The Agency is seeking stakeholder comments with a deadline of Nov. 12th, 2021. The (draft) Settlement Guidelines are modeled expressly after European and Zambian precedent (as opposed to U.S.-American law, which is not mentioned as a source), and include key provisions that lay out the procedure envisioned by COMESA.
In this article, we discuss the Settlement Guidelines draft, which has been published (in addition to Hearing Procedure and Fines Guidelines). Key elements for a respondent party entering into the Settlement procedure outlined in the draft include:
- Settlement (negotiations) may occur “before or after having sight of the Commission’s case.” (Section 3.7);
- that any settlement, other than in Article 20 proceedings, must include an admission of liability (Section 4);
- settlements are to achieve “procedural efficiency” and the “possibility of setting a precedent.” (Ibid.);

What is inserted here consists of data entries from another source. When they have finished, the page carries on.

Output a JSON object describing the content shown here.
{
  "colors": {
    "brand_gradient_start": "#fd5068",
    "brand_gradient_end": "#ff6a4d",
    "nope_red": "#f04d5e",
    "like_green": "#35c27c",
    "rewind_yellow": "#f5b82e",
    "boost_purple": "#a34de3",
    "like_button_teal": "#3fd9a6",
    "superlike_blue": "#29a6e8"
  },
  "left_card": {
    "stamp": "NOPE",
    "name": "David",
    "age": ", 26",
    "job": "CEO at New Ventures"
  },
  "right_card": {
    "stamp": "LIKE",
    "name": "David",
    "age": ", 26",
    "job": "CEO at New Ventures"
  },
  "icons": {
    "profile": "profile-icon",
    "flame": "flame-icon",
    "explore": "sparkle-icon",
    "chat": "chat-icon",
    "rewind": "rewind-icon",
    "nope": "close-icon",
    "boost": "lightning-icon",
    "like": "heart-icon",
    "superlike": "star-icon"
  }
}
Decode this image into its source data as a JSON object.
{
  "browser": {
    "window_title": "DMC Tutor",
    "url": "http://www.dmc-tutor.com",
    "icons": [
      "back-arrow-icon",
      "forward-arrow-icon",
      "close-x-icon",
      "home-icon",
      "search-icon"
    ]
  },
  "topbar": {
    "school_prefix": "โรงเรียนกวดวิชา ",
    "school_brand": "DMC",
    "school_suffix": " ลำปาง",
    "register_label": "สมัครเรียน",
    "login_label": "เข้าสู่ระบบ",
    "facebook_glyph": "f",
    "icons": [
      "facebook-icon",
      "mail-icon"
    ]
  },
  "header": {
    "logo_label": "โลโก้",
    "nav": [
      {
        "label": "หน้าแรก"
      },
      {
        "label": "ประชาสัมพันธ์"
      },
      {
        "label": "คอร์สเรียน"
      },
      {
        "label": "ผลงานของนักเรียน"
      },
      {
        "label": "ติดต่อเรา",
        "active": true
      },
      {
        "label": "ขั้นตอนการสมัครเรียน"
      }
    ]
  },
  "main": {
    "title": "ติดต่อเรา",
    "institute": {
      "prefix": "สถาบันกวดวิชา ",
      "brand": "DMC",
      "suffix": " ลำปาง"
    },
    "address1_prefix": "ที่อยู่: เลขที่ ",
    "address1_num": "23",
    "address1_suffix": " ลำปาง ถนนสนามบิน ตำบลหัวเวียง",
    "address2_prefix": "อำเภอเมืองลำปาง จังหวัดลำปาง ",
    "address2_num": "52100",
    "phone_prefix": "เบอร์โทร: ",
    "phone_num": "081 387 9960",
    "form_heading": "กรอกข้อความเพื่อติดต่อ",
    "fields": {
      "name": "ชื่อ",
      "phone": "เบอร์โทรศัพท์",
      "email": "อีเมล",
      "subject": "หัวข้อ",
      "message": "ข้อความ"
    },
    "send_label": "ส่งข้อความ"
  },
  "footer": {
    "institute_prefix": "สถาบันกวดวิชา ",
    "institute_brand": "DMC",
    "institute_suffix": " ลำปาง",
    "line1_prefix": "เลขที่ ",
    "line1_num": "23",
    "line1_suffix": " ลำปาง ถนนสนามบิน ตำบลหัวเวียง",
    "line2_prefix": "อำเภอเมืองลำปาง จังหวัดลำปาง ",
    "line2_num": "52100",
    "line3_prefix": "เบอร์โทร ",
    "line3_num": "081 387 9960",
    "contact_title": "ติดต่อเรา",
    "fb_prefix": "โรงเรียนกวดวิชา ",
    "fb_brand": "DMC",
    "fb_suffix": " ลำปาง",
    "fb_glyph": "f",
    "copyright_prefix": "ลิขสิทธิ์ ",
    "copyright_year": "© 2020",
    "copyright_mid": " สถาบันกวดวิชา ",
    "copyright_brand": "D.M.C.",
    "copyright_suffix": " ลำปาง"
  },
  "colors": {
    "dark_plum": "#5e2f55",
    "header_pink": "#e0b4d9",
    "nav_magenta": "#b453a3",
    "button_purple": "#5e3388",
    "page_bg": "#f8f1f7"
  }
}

- a rather onerous 4-factor list of requirements demanded of parties opting for a settlement procedure, including (a) liability acknowledgement, (b) commitment to pay CCC’s fines or other remedies imposed pursuant to the Regulations (with an understanding that the party has been made aware of the maximum fine amount previously), (c) acknowledgement of procedural transparency, and (d) agreement not to seek additional access to the file or request further hearings on the matter. (Section 6);
- both the CCC as well as the affected party may withdraw from the procedure, with notice (Ibid., points 3-6);
- submissions made during the settlement procedure are not publicly available (nor to complainants), instead they are only made available for viewing (not copying) to other addressees of the investigation who are not settling (Ibid., point 7);
- COMESA member state competition authorities (NCAs) will be sent copies of the settlement submissions, under the same safeguard rules (Ibid., point 8);
Section 8 covers CCC investigations pursuant to all Articles other than Art. 20, i.e., Arts. 18, 21, and 22 investigations brought by the Commission. It lays out a time frame and procedure akin to what AAT perceives as a “quasi-leniency regime”, as it requires similarly onerous commitments: admission of liability, full disclosure of evidence related to the conduct at issue and its “implementation”, as well as a commitment to cease and desist from engaging in the conduct. The respondent party is subject to strict gag orders of non-disclosure of materials obtained during the investigation and settlement procedure, and it may propose “undertakings” to the CCC, which the Commission is not obligated to accept (point 7).
The draft Settlement Guidelines highlight “efficiency, absence of subsequent litigation, and savings on resources” as three incentives for settlement (Section 12), although it is unclear to us how the CCC envisions to achieve legal certainty as to the second factor, namely protecting the settling respondent(s) from future follow-on litigation in other jurisdictions outside COMESA. Clarity in this regard will be required, as this promise appears to be unenforceable as an extraterritorial application of the COMESA Regulations and Guidelines.